Kansas City Republican Kevin Corlew proposed lifting that prohibition.

“We’ve got a funding issue that we need to deal with and I think it’s not wise for us as a body to completely remove one of the options from even consideration and discussion,” said Corlew.

MODOT had asked budget makers for money to conduct a third study of tolling in Missouri.  Republicans including Representative Bart Korman (High Hill) said no more state money should be spent on yet another study.

“That’s a waste of a lot of money that could be used to build a bridge or two,” said Korman, who added, “Tolls are a double tax.”

Some, including Hermann Representative Justin Alferman, said MODOT has only shown interest in tolling I-70 and none of the other interstates in Missouri.

“I don’t want to fund the entire state’s transportation infrastructure on those districts that only hug the I-70 corridor.  I think it is incredibly disingenuous of MODOT to be only pushing forward with I-70,” said Alferman.
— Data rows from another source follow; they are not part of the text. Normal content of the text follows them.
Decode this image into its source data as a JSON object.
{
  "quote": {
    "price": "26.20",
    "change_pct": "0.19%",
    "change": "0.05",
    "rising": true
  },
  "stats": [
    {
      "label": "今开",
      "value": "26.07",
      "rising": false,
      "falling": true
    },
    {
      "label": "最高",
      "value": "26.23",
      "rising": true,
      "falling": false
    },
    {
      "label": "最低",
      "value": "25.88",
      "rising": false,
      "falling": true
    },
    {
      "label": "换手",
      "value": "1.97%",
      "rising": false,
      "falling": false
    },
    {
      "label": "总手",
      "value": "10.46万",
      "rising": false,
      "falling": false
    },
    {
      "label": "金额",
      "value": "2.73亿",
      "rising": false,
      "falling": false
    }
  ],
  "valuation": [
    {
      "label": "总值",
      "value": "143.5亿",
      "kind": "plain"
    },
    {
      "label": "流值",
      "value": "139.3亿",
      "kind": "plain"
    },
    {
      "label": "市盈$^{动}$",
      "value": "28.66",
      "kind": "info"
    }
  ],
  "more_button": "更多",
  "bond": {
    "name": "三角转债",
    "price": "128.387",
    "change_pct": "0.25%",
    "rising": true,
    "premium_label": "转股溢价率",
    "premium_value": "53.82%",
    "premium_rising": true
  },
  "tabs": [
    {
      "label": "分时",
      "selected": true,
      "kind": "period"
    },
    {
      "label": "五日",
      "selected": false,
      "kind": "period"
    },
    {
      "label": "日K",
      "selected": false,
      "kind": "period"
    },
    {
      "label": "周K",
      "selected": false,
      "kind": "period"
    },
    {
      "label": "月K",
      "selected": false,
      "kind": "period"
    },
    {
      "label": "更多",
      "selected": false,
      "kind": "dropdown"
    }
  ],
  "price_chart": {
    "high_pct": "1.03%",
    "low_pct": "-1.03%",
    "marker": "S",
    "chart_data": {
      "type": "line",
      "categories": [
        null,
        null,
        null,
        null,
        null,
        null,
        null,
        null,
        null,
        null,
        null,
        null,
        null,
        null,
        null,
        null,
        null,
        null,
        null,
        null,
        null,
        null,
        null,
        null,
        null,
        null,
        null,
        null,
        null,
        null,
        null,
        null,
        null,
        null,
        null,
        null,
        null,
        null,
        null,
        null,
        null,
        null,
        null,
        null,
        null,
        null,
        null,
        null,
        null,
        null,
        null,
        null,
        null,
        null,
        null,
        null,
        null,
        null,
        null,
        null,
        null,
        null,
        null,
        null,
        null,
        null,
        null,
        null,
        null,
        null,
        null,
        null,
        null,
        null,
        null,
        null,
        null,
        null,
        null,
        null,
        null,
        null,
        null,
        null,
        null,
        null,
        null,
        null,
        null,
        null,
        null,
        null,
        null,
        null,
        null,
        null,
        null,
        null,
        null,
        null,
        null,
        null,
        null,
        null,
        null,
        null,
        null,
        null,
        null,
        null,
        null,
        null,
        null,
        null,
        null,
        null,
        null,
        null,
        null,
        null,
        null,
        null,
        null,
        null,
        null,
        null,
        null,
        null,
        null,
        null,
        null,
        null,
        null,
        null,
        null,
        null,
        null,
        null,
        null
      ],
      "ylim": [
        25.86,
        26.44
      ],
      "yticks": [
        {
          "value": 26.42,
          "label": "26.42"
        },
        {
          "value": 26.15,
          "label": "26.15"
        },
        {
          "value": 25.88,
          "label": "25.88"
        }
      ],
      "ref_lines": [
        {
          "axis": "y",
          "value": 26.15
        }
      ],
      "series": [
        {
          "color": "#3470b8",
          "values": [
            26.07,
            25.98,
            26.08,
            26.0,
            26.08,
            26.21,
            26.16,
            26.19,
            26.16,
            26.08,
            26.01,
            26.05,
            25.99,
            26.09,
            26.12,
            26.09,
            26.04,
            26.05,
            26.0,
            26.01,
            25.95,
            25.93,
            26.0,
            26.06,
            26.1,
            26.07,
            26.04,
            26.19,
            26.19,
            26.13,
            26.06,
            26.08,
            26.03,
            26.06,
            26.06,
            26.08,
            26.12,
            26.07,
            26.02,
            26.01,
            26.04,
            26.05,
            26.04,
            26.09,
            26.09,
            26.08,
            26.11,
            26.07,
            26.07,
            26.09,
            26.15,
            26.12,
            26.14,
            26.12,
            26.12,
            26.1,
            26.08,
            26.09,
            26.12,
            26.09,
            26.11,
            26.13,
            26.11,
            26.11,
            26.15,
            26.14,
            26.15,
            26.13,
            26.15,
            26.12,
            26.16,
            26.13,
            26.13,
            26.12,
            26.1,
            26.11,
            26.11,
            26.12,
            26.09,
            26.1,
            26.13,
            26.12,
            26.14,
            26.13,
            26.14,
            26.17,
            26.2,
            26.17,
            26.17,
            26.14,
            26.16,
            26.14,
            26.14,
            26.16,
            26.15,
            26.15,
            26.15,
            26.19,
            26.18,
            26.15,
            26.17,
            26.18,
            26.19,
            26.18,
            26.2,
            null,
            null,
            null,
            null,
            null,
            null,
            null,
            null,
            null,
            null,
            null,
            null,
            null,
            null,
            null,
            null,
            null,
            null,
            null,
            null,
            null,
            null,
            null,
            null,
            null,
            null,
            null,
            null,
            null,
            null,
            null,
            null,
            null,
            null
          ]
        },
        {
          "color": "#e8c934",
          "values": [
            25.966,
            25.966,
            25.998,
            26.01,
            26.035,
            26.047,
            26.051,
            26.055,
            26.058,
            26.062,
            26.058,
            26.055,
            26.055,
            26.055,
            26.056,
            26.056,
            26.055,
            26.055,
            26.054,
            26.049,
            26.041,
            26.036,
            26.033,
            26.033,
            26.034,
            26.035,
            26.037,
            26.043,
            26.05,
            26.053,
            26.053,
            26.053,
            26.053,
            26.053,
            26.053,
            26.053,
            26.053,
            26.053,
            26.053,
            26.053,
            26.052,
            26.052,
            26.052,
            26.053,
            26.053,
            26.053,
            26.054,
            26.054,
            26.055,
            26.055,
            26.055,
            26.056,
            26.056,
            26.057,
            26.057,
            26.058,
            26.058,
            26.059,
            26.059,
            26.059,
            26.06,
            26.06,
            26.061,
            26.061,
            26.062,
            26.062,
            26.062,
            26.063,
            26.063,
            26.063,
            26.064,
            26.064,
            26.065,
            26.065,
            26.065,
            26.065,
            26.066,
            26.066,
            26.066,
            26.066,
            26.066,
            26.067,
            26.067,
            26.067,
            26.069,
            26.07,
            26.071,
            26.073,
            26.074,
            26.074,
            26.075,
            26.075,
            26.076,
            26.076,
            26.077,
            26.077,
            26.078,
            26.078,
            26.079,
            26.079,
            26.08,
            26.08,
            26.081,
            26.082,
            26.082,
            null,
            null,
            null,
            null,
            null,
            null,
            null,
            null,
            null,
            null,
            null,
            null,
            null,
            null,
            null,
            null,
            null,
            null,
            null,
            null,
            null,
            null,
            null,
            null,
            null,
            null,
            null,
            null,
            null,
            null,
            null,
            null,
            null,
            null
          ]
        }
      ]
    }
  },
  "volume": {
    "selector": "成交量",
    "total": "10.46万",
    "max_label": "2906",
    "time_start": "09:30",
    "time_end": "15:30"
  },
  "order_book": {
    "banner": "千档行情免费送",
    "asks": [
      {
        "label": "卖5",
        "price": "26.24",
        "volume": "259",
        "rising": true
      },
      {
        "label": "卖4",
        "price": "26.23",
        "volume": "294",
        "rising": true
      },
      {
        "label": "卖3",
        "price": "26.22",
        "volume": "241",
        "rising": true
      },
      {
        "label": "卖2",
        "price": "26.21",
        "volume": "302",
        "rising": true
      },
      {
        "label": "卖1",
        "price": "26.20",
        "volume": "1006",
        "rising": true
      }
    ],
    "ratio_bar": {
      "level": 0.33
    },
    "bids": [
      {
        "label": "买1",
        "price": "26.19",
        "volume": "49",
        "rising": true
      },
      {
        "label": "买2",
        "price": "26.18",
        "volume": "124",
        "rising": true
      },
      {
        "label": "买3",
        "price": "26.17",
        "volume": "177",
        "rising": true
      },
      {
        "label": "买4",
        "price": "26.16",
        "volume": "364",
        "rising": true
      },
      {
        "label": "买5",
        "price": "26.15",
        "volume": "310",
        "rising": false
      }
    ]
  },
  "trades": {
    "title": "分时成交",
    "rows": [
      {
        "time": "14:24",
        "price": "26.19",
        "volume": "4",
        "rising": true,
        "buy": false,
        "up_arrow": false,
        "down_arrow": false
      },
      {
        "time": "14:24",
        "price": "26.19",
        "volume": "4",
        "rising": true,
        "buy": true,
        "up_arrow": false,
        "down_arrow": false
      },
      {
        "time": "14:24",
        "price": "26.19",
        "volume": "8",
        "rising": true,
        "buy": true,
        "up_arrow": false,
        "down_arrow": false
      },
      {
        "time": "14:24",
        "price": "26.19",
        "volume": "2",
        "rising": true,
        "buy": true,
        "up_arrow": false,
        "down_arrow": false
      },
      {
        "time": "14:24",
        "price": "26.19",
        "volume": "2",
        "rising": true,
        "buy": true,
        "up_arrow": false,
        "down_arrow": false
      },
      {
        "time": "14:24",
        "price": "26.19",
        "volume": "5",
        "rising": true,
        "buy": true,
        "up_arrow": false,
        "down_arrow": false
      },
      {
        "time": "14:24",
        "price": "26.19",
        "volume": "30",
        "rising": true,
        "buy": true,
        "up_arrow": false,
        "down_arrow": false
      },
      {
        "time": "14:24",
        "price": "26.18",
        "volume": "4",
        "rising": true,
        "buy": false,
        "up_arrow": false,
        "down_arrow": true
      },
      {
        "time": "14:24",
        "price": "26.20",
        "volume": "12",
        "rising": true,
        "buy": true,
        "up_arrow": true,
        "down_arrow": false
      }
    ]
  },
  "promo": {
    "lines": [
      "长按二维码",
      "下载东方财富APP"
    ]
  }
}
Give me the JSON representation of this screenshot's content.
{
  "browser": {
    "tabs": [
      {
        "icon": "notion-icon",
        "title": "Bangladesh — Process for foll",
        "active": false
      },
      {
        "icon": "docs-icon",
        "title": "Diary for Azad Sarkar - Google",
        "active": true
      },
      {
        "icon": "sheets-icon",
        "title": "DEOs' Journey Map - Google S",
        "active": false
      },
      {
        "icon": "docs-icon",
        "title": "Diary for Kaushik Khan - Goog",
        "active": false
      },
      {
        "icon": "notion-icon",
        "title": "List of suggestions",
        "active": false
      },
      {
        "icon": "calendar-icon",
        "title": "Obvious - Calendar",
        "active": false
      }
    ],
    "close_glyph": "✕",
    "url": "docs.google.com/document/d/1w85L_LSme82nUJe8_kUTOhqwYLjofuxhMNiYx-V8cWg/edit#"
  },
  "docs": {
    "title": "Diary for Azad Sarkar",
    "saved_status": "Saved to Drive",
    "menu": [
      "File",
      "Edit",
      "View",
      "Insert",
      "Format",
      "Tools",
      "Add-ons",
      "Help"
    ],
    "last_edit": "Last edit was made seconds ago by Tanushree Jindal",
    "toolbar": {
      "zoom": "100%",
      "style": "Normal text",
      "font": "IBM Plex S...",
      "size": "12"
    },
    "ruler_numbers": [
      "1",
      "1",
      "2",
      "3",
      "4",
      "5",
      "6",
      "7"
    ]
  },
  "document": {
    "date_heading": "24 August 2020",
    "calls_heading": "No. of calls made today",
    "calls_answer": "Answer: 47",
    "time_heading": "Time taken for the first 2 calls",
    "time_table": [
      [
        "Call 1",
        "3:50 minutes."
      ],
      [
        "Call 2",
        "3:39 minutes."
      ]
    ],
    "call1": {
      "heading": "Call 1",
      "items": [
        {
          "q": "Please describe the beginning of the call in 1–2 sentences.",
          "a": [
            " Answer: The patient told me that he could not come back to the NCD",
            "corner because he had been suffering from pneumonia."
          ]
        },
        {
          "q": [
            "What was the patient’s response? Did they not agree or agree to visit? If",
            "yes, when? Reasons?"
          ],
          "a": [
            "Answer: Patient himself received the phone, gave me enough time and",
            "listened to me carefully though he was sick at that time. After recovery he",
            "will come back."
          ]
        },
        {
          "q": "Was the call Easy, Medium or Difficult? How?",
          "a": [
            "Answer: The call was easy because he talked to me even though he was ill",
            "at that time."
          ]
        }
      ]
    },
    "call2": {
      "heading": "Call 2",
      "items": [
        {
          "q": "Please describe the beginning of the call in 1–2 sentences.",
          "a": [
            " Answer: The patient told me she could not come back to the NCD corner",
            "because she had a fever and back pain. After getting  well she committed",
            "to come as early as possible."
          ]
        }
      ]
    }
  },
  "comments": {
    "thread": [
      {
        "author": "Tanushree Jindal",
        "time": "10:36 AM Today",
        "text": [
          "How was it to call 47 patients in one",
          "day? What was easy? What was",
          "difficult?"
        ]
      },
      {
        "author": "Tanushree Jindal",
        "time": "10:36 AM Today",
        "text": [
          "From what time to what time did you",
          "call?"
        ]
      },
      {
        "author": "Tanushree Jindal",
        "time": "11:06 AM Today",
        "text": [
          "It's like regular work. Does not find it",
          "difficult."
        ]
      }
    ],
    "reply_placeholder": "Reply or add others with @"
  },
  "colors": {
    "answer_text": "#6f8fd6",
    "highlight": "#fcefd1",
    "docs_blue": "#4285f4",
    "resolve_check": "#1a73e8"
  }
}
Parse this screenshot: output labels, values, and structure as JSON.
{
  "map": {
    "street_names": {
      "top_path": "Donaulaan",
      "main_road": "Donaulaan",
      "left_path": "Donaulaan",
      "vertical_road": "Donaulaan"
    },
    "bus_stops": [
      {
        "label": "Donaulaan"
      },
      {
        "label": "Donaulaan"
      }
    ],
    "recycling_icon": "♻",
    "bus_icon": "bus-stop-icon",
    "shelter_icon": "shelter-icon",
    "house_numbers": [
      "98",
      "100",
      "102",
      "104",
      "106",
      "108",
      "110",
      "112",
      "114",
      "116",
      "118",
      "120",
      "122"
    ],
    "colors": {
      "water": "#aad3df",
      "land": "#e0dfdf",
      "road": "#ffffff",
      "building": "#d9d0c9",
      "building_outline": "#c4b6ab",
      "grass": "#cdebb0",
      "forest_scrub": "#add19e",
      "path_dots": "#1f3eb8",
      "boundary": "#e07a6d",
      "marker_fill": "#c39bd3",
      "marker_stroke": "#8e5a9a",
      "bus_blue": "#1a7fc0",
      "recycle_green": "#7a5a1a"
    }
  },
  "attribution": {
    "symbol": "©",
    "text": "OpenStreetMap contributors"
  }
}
Corlew also argued that Congress and the administration of President Donald Trump (R) are preparing an infrastructure package, and Missouri should keep all options open to be able to take advantage of it when it is released.

Korman was also unmoved by that argument.

“[President Trump’s] first deal is going to be repeal and replace Obamacare and we’re waiting for that, yet,” said Korman.  “Congress needs to work through [creating an infrastructure plan.]  By the time Congress gets it all done, our [Fiscal Year ‘18] budget will be expired anyway and we can revisit this next year.”

The transportation budget is laid out in House Bill 4.  The House is expected to vote Thursday on whether to send that and the rest of its proposed state budget to the Senate.